> _Information supplied_:

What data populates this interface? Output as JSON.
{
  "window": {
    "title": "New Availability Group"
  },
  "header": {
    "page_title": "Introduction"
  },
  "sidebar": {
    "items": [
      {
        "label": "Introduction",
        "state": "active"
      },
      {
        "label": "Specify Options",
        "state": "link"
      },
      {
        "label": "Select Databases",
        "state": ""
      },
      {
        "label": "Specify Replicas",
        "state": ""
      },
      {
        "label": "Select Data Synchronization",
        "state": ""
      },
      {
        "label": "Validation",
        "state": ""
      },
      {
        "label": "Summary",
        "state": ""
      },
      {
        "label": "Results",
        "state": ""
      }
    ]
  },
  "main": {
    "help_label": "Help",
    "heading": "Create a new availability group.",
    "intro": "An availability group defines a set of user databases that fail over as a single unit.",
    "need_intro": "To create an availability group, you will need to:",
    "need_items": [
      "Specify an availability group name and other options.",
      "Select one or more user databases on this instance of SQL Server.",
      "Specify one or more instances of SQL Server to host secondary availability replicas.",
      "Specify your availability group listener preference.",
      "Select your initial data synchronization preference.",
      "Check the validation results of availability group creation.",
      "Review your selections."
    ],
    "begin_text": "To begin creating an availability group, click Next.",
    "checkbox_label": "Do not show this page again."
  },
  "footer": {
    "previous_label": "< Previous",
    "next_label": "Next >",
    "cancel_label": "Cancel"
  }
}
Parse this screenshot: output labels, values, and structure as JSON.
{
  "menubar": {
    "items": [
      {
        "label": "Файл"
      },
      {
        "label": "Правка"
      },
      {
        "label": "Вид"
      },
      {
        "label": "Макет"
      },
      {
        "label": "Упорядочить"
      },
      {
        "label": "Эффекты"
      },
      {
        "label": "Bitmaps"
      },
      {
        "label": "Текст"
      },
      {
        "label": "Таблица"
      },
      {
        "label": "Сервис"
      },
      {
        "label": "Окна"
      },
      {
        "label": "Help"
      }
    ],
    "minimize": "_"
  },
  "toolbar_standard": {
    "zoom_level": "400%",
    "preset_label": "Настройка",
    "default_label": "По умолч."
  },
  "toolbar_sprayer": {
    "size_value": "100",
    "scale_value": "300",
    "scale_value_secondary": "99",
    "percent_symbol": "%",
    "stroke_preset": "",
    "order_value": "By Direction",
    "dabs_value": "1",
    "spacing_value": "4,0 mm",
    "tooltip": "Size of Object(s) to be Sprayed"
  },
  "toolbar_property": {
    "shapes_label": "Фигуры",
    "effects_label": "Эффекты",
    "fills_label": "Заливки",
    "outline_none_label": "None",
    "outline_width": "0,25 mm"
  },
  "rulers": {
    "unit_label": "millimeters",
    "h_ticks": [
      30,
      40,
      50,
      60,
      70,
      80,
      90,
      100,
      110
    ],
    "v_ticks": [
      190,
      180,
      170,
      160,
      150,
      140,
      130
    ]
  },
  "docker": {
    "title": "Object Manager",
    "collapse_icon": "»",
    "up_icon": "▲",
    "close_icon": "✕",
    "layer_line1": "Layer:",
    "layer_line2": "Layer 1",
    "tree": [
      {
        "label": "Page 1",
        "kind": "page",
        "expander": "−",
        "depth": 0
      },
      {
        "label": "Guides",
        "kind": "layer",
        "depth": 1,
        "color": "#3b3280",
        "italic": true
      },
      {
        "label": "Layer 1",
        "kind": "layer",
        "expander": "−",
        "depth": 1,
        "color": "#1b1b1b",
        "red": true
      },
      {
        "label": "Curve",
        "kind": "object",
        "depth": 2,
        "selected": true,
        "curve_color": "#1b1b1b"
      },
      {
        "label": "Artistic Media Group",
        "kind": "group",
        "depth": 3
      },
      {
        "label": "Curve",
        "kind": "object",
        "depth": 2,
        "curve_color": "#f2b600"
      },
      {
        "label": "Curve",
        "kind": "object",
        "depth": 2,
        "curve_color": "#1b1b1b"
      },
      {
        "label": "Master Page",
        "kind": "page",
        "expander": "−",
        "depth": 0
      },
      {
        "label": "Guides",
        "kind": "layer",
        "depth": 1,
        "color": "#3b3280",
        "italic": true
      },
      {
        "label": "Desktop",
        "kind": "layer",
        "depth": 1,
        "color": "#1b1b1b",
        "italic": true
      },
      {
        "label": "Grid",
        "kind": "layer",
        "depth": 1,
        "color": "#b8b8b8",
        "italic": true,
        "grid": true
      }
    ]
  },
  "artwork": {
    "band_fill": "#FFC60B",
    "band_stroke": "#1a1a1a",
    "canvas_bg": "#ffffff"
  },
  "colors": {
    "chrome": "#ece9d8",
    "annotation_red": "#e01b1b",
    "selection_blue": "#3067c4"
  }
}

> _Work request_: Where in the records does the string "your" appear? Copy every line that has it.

> _Solution to the exercise_:
      "Specify your availability group listener preference.",
      "Select your initial data synchronization preference.",
      "Review your selections."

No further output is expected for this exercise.